## WHAT NEEDS TO BE DONE
Each record below should be returned exactly, with its pictures left out.
===
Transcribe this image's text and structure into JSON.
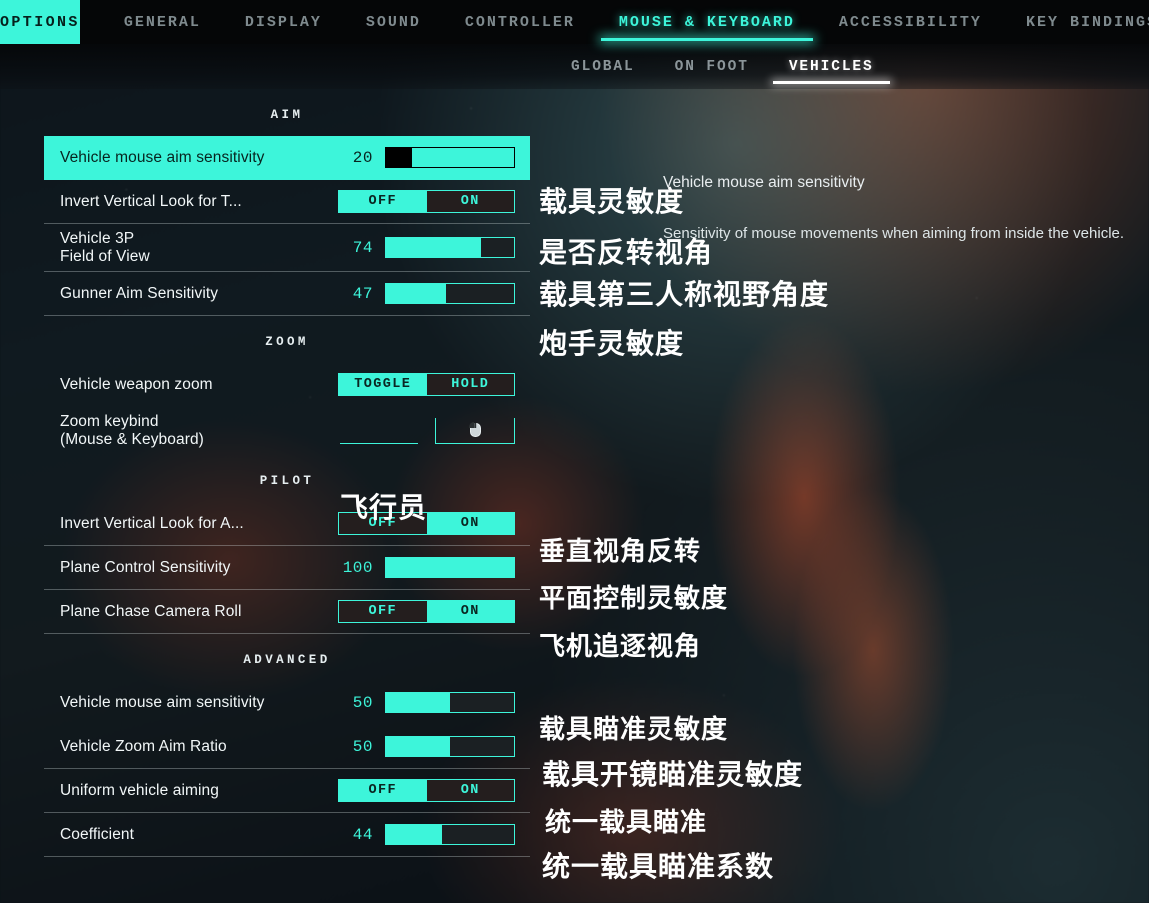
{
  "topbar": {
    "options_label": "OPTIONS",
    "tabs": [
      {
        "label": "GENERAL",
        "active": false
      },
      {
        "label": "DISPLAY",
        "active": false
      },
      {
        "label": "SOUND",
        "active": false
      },
      {
        "label": "CONTROLLER",
        "active": false
      },
      {
        "label": "MOUSE & KEYBOARD",
        "active": true
      },
      {
        "label": "ACCESSIBILITY",
        "active": false
      },
      {
        "label": "KEY BINDINGS",
        "active": false
      }
    ]
  },
  "subtabs": [
    {
      "label": "GLOBAL",
      "active": false
    },
    {
      "label": "ON FOOT",
      "active": false
    },
    {
      "label": "VEHICLES",
      "active": true
    }
  ],
  "sections": {
    "aim": "AIM",
    "zoom": "ZOOM",
    "pilot": "PILOT",
    "advanced": "ADVANCED"
  },
  "rows": {
    "vehicle_mouse_aim": {
      "label": "Vehicle mouse aim sensitivity",
      "value": "20",
      "fill": 20
    },
    "invert_vertical_turret": {
      "label": "Invert Vertical Look for T...",
      "off": "OFF",
      "on": "ON",
      "selected": "OFF"
    },
    "vehicle_3p_fov": {
      "label": "Vehicle 3P\nField of View",
      "value": "74",
      "fill": 74
    },
    "gunner_aim": {
      "label": "Gunner Aim Sensitivity",
      "value": "47",
      "fill": 47
    },
    "vehicle_weapon_zoom": {
      "label": "Vehicle weapon zoom",
      "off": "TOGGLE",
      "on": "HOLD",
      "selected": "TOGGLE"
    },
    "zoom_keybind": {
      "label": "Zoom keybind\n(Mouse & Keyboard)",
      "binding_icon": "mouse-icon"
    },
    "invert_vertical_aircraft": {
      "label": "Invert Vertical Look for A...",
      "off": "OFF",
      "on": "ON",
      "selected": "ON"
    },
    "plane_control": {
      "label": "Plane Control Sensitivity",
      "value": "100",
      "fill": 100
    },
    "plane_chase_roll": {
      "label": "Plane Chase Camera Roll",
      "off": "OFF",
      "on": "ON",
      "selected": "ON"
    },
    "adv_vehicle_mouse_aim": {
      "label": "Vehicle mouse aim sensitivity",
      "value": "50",
      "fill": 50
    },
    "vehicle_zoom_ratio": {
      "label": "Vehicle Zoom Aim Ratio",
      "value": "50",
      "fill": 50
    },
    "uniform_vehicle_aiming": {
      "label": "Uniform vehicle aiming",
      "off": "OFF",
      "on": "ON",
      "selected": "OFF"
    },
    "coefficient": {
      "label": "Coefficient",
      "value": "44",
      "fill": 44
    }
  },
  "tooltip": {
    "title": "Vehicle mouse aim sensitivity",
    "body": "Sensitivity of mouse movements when aiming from inside the vehicle."
  },
  "annotations": {
    "a1": "载具灵敏度",
    "a2": "是否反转视角",
    "a3": "载具第三人称视野角度",
    "a4": "炮手灵敏度",
    "a5": "飞行员",
    "a6": "垂直视角反转",
    "a7": "平面控制灵敏度",
    "a8": "飞机追逐视角",
    "a9": "载具瞄准灵敏度",
    "a10": "载具开镜瞄准灵敏度",
    "a11": "统一载具瞄准",
    "a12": "统一载具瞄准系数"
  },
  "colors": {
    "accent": "#3df5da",
    "accent_dark": "#07241f",
    "panel_line": "#dee8ea",
    "white": "#ffffff"
  }
}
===
## SOLVED EXERCISE
Transcribe this image's text and structure into JSON.
{
  "topbar": {
    "options_label": "OPTIONS",
    "tabs": [
      {
        "label": "GENERAL",
        "active": false
      },
      {
        "label": "DISPLAY",
        "active": false
      },
      {
        "label": "SOUND",
        "active": false
      },
      {
        "label": "CONTROLLER",
        "active": false
      },
      {
        "label": "MOUSE & KEYBOARD",
        "active": true
      },
      {
        "label": "ACCESSIBILITY",
        "active": false
      },
      {
        "label": "KEY BINDINGS",
        "active": false
      }
    ]
  },
  "subtabs": [
    {
      "label": "GLOBAL",
      "active": false
    },
    {
      "label": "ON FOOT",
      "active": false
    },
    {
      "label": "VEHICLES",
      "active": true
    }
  ],
  "sections": {
    "aim": "AIM",
    "zoom": "ZOOM",
    "pilot": "PILOT",
    "advanced": "ADVANCED"
  },
  "rows": {
    "vehicle_mouse_aim": {
      "label": "Vehicle mouse aim sensitivity",
      "value": "20",
      "fill": 20
    },
    "invert_vertical_turret": {
      "label": "Invert Vertical Look for T...",
      "off": "OFF",
      "on": "ON",
      "selected": "OFF"
    },
    "vehicle_3p_fov": {
      "label": "Vehicle 3P\nField of View",
      "value": "74",
      "fill": 74
    },
    "gunner_aim": {
      "label": "Gunner Aim Sensitivity",
      "value": "47",
      "fill": 47
    },
    "vehicle_weapon_zoom": {
      "label": "Vehicle weapon zoom",
      "off": "TOGGLE",
      "on": "HOLD",
      "selected": "TOGGLE"
    },
    "zoom_keybind": {
      "label": "Zoom keybind\n(Mouse & Keyboard)",
      "binding_icon": "mouse-icon"
    },
    "invert_vertical_aircraft": {
      "label": "Invert Vertical Look for A...",
      "off": "OFF",
      "on": "ON",
      "selected": "ON"
    },
    "plane_control": {
      "label": "Plane Control Sensitivity",
      "value": "100",
      "fill": 100
    },
    "plane_chase_roll": {
      "label": "Plane Chase Camera Roll",
      "off": "OFF",
      "on": "ON",
      "selected": "ON"
    },
    "adv_vehicle_mouse_aim": {
      "label": "Vehicle mouse aim sensitivity",
      "value": "50",
      "fill": 50
    },
    "vehicle_zoom_ratio": {
      "label": "Vehicle Zoom Aim Ratio",
      "value": "50",
      "fill": 50
    },
    "uniform_vehicle_aiming": {
      "label": "Uniform vehicle aiming",
      "off": "OFF",
      "on": "ON",
      "selected": "OFF"
    },
    "coefficient": {
      "label": "Coefficient",
      "value": "44",
      "fill": 44
    }
  },
  "tooltip": {
    "title": "Vehicle mouse aim sensitivity",
    "body": "Sensitivity of mouse movements when aiming from inside the vehicle."
  },
  "annotations": {
    "a1": "载具灵敏度",
    "a2": "是否反转视角",
    "a3": "载具第三人称视野角度",
    "a4": "炮手灵敏度",
    "a5": "飞行员",
    "a6": "垂直视角反转",
    "a7": "平面控制灵敏度",
    "a8": "飞机追逐视角",
    "a9": "载具瞄准灵敏度",
    "a10": "载具开镜瞄准灵敏度",
    "a11": "统一载具瞄准",
    "a12": "统一载具瞄准系数"
  },
  "colors": {
    "accent": "#3df5da",
    "accent_dark": "#07241f",
    "panel_line": "#dee8ea",
    "white": "#ffffff"
  }
}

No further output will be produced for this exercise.